§ Instructions for the task
Examine the records below. Report how many of their lines contain the word "グラデーション", with no other content.

§ Data for processing
• • • • •
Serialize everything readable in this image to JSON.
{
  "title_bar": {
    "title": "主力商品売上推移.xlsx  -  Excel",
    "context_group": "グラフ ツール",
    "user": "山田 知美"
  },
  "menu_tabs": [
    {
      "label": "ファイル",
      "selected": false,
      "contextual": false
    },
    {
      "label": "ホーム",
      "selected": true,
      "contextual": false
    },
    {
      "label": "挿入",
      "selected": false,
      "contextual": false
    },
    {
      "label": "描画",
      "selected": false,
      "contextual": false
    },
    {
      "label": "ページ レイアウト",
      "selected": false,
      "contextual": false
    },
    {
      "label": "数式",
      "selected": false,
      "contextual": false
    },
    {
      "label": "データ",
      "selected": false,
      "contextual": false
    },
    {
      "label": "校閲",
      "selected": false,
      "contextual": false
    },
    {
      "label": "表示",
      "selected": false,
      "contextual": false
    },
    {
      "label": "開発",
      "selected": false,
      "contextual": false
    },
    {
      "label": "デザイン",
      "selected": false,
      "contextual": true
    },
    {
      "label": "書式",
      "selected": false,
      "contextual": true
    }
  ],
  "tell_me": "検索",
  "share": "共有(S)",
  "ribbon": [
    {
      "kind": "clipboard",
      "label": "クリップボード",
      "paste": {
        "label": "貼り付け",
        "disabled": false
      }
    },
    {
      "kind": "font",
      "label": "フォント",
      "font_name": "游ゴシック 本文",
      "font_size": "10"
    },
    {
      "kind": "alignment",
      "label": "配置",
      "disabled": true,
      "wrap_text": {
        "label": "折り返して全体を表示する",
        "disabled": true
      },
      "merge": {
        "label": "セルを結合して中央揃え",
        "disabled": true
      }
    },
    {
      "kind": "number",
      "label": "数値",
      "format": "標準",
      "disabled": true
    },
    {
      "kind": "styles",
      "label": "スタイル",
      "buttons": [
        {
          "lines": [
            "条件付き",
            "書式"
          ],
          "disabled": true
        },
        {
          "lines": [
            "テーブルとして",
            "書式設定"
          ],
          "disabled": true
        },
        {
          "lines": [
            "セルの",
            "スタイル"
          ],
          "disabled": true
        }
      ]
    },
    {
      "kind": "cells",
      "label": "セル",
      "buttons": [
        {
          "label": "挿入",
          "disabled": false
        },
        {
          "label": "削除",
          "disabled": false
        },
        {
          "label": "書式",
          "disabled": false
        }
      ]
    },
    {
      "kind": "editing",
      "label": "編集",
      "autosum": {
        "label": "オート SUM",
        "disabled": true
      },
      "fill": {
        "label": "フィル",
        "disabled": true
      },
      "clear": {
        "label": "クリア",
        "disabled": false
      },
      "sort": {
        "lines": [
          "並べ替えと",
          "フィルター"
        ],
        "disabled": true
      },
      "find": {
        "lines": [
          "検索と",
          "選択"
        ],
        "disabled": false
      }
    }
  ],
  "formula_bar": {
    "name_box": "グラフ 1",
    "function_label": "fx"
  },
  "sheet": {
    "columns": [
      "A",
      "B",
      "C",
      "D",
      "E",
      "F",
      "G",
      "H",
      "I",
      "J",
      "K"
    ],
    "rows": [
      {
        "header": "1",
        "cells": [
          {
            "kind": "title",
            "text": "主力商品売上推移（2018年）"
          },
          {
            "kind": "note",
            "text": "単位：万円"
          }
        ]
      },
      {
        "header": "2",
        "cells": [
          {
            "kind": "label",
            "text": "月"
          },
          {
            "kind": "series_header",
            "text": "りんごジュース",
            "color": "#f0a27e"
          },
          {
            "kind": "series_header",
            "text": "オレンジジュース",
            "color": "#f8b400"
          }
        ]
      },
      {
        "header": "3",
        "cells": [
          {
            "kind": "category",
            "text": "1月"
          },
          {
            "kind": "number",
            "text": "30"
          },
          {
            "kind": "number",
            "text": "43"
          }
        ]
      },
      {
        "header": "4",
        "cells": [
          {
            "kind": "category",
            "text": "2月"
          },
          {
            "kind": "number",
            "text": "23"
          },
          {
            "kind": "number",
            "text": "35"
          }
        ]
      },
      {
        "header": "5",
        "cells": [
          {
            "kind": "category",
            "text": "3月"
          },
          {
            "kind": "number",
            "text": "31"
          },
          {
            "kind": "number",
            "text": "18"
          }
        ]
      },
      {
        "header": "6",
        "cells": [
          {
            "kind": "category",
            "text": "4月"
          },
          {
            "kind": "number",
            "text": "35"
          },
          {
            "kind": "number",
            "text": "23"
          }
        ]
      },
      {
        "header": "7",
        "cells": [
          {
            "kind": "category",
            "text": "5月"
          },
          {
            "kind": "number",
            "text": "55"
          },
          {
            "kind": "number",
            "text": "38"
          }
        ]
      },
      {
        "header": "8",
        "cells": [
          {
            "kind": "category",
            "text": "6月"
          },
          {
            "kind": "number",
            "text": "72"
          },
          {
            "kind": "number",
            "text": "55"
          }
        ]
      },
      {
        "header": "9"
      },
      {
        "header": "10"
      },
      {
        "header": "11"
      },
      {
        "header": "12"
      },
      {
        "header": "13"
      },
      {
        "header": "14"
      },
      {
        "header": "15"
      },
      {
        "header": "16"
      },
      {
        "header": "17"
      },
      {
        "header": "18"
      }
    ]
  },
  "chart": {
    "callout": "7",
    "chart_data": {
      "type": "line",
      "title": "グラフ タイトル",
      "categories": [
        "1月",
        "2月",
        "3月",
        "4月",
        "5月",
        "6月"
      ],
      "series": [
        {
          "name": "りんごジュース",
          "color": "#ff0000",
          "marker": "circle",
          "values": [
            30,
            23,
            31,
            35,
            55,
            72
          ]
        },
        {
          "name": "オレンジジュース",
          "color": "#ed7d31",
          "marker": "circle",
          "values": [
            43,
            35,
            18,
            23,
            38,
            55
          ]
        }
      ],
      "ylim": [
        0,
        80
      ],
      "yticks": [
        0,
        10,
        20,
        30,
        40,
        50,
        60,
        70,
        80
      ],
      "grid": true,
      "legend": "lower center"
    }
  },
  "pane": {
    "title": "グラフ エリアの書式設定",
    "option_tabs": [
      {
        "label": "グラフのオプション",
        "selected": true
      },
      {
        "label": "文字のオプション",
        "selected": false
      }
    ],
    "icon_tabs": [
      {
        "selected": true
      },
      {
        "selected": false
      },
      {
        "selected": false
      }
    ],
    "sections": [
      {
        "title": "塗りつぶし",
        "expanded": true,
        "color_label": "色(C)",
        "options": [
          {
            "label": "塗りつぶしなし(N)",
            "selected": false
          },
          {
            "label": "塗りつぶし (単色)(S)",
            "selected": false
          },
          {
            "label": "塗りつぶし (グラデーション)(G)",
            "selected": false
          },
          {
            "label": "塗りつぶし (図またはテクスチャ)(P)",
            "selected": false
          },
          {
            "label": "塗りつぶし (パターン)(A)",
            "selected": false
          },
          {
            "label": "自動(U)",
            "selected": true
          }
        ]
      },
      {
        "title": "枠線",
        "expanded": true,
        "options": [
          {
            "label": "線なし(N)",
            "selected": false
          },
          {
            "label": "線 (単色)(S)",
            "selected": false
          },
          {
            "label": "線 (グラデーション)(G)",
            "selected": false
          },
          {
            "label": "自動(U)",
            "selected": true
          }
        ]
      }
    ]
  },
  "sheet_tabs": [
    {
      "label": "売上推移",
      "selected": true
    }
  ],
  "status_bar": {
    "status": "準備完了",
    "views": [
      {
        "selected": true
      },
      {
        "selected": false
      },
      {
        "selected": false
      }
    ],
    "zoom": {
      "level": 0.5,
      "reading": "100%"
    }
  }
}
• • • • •
§ Your solution
2